I told her I was having rhinoplasty (I wanted her to know I was smart) and that I was scared. She smiled down at me from under her nurse’s cap, with its two navy stripes along the brim, and said, “Oh, that’s nothing. C’mon. Let’s go down the hall, and I’ll show you a girl who had it done today. It’s a snap.”
I hesitated. A small voice within me suggested, Maybe this is not such a good idea. Karen pulled back the sheet and said, “C’mon. It’s OK.”
I climbed down off the bed, put on the new pale pink bed jacket my mother had bought me, and followed Karen down the hall. Her cap, pinned on top of her pouffy hairdo, never budged.
And then I was staring down at an unfamiliar face that looked like black-and-blue clouds around slits just wide enough for me to make out two brown eyes. Below them, a thick bandage spanned the face from cheekbone to cheekbone, and two tiny nostrils peeked out of the middle of that taped white expanse.
“How are you doing, Barbara?” Karen inquired. Without waiting for a response, she continued, “This is Genie. She’s having surgery tomorrow morning. It isn’t so bad, is it, Barbara?”
Barbara forced a weak smile.
“See? It’s nothing,” Karen said to me. “Just minor surgery, like I told you.” As she walked me back to my room, I saw an old man lying in bed with tubes up his nose, his breathing so raspy I could hear it in the hallway.
I spent the next seven hours lying rigidly in bed, trying to convince myself to make a break for it. I thought of the heroic Jews who’d escaped from the Warsaw ghetto, the brave slaves fleeing plantations on the Underground Railroad.
At 3 A.M., I summoned enough courage to press the call button. A new nurse opened the door, allowing a swath of light to splay across the shiny linoleum floor.

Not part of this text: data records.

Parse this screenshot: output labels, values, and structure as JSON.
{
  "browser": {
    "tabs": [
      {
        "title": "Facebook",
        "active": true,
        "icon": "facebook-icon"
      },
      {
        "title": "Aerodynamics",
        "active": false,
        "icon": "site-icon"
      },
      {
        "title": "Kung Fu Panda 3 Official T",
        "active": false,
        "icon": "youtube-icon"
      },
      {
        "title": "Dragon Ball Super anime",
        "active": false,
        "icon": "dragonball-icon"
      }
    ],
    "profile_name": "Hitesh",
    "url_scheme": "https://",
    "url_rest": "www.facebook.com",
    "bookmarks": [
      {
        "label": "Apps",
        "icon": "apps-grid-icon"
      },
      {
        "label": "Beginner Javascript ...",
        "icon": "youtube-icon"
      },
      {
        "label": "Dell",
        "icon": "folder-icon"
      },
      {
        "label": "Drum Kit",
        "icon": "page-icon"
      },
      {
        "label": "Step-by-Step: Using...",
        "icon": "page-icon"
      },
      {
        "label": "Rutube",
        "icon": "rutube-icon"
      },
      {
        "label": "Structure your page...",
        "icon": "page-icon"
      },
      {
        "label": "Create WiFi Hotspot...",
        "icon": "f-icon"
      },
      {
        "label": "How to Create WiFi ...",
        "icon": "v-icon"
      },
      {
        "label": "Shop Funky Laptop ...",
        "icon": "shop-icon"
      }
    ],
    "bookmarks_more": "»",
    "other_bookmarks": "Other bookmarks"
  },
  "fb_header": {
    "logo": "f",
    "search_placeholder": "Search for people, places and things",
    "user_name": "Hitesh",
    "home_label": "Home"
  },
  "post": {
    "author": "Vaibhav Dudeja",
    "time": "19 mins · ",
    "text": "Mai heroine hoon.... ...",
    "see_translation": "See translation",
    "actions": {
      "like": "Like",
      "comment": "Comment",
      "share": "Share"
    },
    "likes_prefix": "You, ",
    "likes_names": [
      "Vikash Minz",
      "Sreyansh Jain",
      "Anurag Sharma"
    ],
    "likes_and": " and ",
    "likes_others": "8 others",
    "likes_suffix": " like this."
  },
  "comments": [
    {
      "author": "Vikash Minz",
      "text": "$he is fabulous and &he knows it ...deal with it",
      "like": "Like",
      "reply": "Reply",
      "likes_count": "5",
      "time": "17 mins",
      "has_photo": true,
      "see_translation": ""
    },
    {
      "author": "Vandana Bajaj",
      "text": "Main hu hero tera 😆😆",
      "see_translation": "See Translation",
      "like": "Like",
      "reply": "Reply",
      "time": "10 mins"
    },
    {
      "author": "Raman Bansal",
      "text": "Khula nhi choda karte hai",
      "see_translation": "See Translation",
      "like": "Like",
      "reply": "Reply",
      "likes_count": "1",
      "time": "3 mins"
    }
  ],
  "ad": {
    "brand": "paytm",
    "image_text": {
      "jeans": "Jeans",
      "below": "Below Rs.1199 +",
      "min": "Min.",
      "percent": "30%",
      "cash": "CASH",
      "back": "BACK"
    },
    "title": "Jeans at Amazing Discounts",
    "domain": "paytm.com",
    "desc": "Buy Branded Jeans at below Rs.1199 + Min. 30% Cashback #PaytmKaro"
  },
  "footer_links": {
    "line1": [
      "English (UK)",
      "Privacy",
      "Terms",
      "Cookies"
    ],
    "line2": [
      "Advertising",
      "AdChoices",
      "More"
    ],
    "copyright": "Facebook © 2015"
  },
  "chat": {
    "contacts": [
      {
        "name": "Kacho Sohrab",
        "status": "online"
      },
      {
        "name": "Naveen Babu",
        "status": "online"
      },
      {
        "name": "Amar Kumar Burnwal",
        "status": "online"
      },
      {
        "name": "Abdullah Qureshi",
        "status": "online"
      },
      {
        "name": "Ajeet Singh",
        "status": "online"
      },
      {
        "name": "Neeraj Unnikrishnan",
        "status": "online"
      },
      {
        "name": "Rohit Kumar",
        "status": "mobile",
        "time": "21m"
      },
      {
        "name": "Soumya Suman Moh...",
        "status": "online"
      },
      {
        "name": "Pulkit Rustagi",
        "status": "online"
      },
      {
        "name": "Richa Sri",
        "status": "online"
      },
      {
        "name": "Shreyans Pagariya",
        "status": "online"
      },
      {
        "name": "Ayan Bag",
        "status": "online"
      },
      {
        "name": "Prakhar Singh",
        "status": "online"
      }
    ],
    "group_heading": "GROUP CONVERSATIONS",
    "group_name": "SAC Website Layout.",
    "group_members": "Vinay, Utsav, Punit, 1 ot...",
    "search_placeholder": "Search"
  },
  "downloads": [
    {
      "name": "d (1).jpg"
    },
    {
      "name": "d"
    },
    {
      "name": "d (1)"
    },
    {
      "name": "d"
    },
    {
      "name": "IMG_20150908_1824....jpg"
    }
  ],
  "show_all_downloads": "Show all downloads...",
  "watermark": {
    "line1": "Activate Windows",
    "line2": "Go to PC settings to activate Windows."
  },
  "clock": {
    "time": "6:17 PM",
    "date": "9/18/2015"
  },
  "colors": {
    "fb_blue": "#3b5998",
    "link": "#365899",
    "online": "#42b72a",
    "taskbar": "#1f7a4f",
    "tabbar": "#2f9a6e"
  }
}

“Yes?” she said.
“I can’t sleep,” I squeaked.
“Let me look at your chart and see if I can give you something to help.”
She returned with two pink pills in her palm. I took them and fell into a well of unconsciousness. I was vaguely aware of being jostled about, wheeled down a hall, fiddled with, and arranged. Then I heard little sawing and chipping sounds and a murmuring like doves. It was all so far away, in China perhaps, or Odessa, where Grandpa was born. I could see him, ten years old, standing in a little wool coat, waving a white drop of a hand at the Black Sea. He and his mother had to leave Russia: his father was dead; there were pogroms; there would be, before long, his forced conscription into the czar’s army. But for me, dreaming of him, it somehow became all wool and bits of light and wings.
Mom took me home, my face spanned with bandages, just like Barbara’s. An antiseptic outlaw, I hid in our apartment for a month. Before reentering the world, I got a new haircut, so people wouldn’t notice the change to my nose. I guess they didn’t, because no one said a word about it. But my friend Ellen must have thought I looked pretty, because three months later I was back at that same hospital, staring down at her bandaged face and crying, “Ellie, poor Ellie,” as her mom sat beside me, shaking her head sadly.
When I think of the operation now, I think of the expression “cut off your nose to spite your face.” I sometimes wonder what shape my life might have taken had I not gone under the knife. Back then, I didn’t know that Jews in Germany had undergone cosmetic surgery while Hitler was gaining power. I didn’t understand that my new face was a product of history, that a nose job was a ticket for safe passage through the New World — a small sacrifice for the dream of inclusion, only a bit of flesh and bone.
Genie Zeiger’s account of having rhinoplasty as a young woman [“My Nose,” June 2003] both delighted and angered me. I was delighted to see that no one ever took a scalpel to Zeiger’s sense of humor, but angered by the fact that she felt the need to have a nose job. In what I assume is a “before” photo, her face has dignity and character. In the era that Zeiger grew up in, however, a woman’s face was not supposed to have character. It was supposed to look cute.
I would think that the post-feminist women of today would have better sense than to undergo such a procedure, but Jewish women are still bobbing their noses and otherwise surgically altering their bodies to appear more attractive.